• _TRY IT_:
Check each line below for "structured" and say how many have it, with no other words.

• _PROVIDED INFORMATION_:
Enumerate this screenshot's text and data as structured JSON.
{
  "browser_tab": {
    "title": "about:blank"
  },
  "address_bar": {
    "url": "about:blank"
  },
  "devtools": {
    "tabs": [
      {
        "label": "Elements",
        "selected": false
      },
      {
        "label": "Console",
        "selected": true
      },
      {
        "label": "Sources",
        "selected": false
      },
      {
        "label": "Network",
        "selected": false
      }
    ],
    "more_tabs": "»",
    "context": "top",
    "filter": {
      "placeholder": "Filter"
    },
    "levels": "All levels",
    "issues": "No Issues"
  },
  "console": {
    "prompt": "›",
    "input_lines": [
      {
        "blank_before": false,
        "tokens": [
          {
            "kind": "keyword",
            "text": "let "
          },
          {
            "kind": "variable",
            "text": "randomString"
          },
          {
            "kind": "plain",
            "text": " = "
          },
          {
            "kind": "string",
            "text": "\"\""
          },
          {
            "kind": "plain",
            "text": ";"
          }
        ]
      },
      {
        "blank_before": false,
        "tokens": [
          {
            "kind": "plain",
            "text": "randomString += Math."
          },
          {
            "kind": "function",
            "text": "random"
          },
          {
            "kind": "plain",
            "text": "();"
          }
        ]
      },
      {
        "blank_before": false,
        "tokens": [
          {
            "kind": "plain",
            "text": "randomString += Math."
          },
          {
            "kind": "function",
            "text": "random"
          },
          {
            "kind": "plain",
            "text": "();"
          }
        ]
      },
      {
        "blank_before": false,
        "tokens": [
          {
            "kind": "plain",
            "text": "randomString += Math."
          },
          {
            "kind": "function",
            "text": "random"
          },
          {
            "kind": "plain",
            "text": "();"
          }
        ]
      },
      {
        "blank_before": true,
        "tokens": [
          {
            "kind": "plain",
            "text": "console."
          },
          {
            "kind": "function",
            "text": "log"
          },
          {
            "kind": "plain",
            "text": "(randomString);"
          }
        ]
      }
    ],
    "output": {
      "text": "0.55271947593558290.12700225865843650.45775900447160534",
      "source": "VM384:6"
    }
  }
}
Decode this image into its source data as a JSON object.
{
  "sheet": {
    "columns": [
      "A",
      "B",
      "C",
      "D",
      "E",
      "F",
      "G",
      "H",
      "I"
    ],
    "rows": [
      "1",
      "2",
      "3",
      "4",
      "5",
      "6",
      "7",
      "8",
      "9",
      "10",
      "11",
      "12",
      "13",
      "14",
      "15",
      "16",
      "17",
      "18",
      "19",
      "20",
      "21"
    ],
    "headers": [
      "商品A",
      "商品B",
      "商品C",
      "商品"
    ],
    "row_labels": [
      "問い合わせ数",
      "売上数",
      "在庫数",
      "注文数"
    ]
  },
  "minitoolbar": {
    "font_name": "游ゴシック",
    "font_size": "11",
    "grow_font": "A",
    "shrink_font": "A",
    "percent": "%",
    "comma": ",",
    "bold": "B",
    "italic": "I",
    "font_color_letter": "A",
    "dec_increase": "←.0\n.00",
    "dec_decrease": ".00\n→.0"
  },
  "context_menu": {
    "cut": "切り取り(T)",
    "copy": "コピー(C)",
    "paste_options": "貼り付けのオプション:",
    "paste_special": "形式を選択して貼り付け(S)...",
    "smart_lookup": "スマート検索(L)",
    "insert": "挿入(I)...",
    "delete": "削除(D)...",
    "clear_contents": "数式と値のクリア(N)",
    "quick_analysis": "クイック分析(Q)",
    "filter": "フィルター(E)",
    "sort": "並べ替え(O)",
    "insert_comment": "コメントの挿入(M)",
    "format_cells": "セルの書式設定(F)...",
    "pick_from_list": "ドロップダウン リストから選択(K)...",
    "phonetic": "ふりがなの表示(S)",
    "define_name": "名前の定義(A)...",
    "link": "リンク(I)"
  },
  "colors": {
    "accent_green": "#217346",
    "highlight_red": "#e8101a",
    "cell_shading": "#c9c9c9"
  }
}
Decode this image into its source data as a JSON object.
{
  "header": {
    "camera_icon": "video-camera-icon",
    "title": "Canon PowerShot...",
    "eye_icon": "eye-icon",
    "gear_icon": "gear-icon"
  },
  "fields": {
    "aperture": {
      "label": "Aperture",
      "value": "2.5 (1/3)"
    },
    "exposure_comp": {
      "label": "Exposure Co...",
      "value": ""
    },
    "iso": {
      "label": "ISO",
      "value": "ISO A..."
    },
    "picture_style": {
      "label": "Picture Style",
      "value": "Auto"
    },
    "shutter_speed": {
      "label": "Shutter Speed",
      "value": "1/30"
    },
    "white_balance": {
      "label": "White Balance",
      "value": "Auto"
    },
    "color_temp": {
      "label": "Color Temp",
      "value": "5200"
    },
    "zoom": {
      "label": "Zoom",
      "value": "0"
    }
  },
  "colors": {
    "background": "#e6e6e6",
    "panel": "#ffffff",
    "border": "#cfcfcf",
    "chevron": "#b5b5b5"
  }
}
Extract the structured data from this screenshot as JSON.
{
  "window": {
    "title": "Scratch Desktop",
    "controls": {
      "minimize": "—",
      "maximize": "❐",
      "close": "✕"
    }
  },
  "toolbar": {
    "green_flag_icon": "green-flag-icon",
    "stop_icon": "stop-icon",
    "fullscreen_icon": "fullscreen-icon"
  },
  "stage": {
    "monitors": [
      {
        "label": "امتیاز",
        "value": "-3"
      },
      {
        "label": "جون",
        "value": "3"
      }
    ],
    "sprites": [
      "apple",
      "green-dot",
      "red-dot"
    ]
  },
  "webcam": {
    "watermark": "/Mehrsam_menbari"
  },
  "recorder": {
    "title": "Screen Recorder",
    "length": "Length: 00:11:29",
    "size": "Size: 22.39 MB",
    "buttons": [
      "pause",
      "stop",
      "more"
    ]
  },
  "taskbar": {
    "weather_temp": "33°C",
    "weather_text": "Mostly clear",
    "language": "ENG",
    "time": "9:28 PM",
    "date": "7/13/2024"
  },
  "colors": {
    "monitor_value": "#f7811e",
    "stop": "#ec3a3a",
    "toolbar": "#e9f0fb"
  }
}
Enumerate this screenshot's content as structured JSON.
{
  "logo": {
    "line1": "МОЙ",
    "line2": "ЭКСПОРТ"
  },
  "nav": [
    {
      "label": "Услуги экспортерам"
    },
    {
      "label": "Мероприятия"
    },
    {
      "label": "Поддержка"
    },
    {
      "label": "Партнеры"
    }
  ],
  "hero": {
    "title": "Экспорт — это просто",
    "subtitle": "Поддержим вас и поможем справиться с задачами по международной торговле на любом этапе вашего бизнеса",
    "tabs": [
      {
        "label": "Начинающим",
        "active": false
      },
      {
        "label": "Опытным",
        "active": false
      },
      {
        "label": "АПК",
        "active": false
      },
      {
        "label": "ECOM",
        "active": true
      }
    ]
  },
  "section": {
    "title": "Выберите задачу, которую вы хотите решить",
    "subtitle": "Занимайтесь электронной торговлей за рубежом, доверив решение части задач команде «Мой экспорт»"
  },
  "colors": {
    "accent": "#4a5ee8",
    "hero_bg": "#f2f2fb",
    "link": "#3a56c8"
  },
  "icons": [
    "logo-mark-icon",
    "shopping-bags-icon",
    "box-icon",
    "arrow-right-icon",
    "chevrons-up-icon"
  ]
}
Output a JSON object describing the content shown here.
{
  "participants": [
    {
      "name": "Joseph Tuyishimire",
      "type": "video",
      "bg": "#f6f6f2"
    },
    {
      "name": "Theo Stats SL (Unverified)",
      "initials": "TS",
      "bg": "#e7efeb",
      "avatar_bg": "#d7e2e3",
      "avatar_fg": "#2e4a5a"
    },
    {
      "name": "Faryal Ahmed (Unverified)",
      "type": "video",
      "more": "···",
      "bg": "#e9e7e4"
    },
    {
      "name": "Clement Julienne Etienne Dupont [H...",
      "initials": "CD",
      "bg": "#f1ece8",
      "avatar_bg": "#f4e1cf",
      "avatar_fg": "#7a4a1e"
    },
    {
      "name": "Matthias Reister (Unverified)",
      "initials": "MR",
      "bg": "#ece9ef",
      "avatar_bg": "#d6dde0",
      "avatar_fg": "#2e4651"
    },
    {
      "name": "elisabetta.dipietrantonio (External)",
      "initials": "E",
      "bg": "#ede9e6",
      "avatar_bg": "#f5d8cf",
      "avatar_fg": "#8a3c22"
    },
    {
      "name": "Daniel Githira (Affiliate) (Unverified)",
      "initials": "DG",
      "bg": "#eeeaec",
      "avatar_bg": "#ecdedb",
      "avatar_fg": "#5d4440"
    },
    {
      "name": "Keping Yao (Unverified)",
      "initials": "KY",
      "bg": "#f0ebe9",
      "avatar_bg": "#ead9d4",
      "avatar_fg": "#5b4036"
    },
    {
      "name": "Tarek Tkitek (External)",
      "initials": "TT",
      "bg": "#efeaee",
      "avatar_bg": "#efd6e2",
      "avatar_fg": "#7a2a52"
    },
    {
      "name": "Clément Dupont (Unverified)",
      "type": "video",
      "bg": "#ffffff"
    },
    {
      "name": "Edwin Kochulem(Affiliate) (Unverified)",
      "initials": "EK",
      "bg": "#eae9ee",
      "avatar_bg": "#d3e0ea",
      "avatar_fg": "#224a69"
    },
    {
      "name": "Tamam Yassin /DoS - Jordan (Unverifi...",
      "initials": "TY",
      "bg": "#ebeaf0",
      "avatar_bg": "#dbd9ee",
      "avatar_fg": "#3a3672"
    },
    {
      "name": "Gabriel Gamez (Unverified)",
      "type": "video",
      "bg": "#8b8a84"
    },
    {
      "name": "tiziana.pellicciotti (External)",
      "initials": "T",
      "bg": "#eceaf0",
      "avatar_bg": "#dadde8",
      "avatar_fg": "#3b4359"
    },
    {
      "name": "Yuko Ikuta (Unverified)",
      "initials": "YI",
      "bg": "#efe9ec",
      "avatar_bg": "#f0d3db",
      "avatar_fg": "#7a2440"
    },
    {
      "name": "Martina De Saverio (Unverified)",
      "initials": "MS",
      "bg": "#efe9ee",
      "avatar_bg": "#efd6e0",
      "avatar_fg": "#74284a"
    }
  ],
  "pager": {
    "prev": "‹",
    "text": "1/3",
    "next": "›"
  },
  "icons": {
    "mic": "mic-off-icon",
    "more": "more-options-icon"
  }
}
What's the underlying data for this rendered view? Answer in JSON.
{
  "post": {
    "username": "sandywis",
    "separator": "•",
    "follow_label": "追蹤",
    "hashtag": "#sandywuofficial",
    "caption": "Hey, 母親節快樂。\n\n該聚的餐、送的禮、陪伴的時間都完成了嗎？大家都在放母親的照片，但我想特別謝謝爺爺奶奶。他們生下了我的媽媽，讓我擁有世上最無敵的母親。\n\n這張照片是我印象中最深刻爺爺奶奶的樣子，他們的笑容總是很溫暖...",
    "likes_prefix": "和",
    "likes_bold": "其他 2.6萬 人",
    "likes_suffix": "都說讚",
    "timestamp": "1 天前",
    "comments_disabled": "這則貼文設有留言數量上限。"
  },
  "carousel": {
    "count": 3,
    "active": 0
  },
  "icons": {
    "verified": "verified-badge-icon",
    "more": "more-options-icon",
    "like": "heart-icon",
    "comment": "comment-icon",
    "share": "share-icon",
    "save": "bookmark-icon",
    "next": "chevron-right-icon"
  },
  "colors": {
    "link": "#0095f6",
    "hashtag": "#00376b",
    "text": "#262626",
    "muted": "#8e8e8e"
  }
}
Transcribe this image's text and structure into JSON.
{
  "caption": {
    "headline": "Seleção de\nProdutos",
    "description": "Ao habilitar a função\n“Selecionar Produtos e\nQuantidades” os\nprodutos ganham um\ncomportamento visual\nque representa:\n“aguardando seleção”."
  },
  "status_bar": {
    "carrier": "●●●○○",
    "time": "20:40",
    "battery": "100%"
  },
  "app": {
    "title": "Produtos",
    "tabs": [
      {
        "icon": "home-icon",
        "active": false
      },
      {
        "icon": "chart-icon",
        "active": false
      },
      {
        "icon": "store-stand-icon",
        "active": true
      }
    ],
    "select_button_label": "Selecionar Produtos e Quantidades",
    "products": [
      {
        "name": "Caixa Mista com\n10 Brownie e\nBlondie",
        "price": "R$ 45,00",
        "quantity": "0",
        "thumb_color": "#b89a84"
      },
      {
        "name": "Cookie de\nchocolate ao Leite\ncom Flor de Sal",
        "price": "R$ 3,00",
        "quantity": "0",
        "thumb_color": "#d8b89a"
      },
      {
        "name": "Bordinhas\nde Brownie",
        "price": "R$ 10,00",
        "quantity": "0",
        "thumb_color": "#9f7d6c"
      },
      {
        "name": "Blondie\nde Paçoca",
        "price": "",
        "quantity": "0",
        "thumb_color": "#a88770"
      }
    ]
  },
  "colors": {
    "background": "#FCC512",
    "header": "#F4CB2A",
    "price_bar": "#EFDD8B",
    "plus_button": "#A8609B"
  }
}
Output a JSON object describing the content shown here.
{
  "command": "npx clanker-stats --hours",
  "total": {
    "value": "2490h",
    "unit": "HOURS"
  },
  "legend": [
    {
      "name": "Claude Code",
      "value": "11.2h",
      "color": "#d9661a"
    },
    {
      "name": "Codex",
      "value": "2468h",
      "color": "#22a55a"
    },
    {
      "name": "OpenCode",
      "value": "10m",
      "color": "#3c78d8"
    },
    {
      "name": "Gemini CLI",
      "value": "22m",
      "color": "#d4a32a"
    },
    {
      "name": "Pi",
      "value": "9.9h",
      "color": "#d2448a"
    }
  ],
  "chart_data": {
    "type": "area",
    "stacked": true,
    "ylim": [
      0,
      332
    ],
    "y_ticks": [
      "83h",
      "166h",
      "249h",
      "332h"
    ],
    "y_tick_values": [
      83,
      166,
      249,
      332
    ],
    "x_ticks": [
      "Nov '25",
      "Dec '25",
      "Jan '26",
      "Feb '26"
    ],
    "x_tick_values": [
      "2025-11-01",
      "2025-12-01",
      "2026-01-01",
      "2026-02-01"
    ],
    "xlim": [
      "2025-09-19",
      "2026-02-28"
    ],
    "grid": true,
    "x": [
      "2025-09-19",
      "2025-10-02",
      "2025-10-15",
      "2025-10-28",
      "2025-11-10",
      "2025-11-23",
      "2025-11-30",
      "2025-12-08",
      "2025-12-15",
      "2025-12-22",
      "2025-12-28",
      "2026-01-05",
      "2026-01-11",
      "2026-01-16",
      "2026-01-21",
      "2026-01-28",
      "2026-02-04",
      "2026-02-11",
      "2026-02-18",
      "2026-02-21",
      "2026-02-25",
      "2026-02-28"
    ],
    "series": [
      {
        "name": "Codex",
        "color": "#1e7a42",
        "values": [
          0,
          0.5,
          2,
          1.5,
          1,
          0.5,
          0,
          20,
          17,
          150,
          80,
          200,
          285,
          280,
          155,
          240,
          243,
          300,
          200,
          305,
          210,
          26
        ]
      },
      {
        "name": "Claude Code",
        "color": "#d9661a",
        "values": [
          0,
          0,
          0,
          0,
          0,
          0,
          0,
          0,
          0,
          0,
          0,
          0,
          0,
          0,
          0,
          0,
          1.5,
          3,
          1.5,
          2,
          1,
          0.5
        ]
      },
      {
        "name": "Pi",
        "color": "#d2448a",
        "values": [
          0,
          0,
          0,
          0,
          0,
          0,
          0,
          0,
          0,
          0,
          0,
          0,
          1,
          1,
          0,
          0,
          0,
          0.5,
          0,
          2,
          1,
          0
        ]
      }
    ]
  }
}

• _SOLUTION BELOW_:
3